Now that you’ve bought a new home, there are decisions you’ll need to make about the kind of homeowner’s insurance coverage you want to buy. Deciding on the value that you’re going to insure is the most important choice you’ll have to make. The options you have to weigh for this decision are replacement cost vs. market value. In order to make the most responsible choice to protect your family and your home, you need to know exactly what each of the options entail.
What is Replacement Cost Coverage?
Replacement cost is the amount that it would cost to repair or replace your whole home. In the event that there was damage so severe that your house needed to be demolished and completely rebuilt, replacement cost coverage would reimburse you for the total cost. This amount is based on the size and structure of the home, and whatever was lost or damaged (from the structure of the home itself, not its contents).
Determining the replacement cost of your home is most accurately done by hiring a building contractor to assess your home and provide you with a detailed estimate of his findings. It’s important to note that in replacement cost coverage, the value of the land that your home is on is not included in the amount of your insurance policy. The only values that are accounted for in your insurance policy are the cost of the property’s structure and the systems, fixtures, and finishes associated with its structure.
Benefits of Replacement Cost Coverage
If you were to lose your home, your quality of life and your financial standing would be least impacted if your home was insured with replacement cost coverage. This is because you will be reimbursed for the total cost of replacing or repairing your home, so you wouldn’t incur any significant out-of-pocket expenses. The reconstruction of your home wouldn’t need to be put off because you didn’t have the money for the repairs, so you’d be able to get back to your everyday life as soon as possible. Experts recommend that you take out replacement cost coverage for at least 100 percent of your home’s replacement value.
Risks of Replacement Cost Coverage
Due to the fluctuating nature of replacement value, it’s important to annually review your policy to ensure you’re still fully covered. Whenever you do any work on your home to upgrade or improve any of its structural components, you should give your insurer a call to let them know. Making these kinds of changes can increase the value of your home, thereby increasing its estimated replacement cost. It’s also important to regularly update yourself on the current market conditions for your area, because any increases in labor, material, or transportation costs will directly affect the replacement value of your home. Some policies offer inflation clauses that will automatically adjust the coverage amount and premiums you pay when construction costs change. That’s the safest way to ensure you’re always fully covered.
What is Market Value Coverage?
The market value of your home is the amount that it would sell for if you put it on the market today—including the current condition of its structure and the value of the land it’s on. Your home’s market value is different than its replacement cost in that it considers additional factors beside the material and labor costs of repairing or rebuilding your home.
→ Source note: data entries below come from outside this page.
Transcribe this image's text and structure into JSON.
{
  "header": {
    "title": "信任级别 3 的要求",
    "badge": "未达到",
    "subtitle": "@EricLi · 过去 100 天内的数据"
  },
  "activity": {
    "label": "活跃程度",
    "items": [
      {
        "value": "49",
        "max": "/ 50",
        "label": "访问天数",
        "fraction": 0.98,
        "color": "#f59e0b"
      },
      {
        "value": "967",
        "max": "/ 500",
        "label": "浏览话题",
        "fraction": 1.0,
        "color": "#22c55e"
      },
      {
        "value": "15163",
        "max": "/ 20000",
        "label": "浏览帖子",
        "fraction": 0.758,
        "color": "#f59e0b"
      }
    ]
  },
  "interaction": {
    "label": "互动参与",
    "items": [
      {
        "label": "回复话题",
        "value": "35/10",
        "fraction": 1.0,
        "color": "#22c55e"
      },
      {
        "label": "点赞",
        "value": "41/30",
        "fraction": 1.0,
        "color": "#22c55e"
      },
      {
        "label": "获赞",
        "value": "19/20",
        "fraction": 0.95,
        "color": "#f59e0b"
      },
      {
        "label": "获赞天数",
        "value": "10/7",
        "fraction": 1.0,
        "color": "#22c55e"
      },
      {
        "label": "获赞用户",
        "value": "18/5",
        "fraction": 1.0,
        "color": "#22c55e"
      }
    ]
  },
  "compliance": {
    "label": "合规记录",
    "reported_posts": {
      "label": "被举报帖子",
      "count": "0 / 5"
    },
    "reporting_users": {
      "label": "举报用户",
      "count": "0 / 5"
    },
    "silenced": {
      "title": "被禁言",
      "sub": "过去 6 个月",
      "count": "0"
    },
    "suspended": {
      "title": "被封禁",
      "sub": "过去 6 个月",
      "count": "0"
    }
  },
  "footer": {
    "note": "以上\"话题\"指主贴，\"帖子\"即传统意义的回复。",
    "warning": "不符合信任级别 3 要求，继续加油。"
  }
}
These factors include the school district the home falls within, crime statistics of the local area, and the number of similar homes that are available in the area. The market value also considers the value of the land itself.
Benefits of Market Value Coverage
Generally speaking, insuring the market value of a home is usually less than insuring its replacement cost. That’s one of the most appealing benefits to new homeowners. For this reason, insuring your home’s market value may be most practical for your needs. If you live in an older home, the cost of rebuilding its artisanal woodwork or masonry may be incredibly high compared to the amount you paid for the house. This is because today’s market doesn’t use the same materials as were previously used, so it’s more expensive to get those materials, and you need to contract a specialist to do the work because it’s outside the scope of modern general labor. For a home like this, a replacement cost policy would have much higher premiums than a market value policy.
Risks of Market Value Coverage
The biggest risk of market value coverage is simply that you may not have complete coverage on your home. Consider the scenario that you purchase your home for $200,000, but the actual cost to rebuild the home from the ground up is $250,000. If your home is damaged beyond repair, you’ll be out $50,000 if you take out a homeowner’s insurance policy for the home’s market value. This means that should a fire, flood, or other disaster destroys your home, your insurance would only provide $200,000 toward the repair of your home. If your family didn’t have that kind of money to shell out on the spot, you’d have to rebuild a home that was less expensive than the one you had before.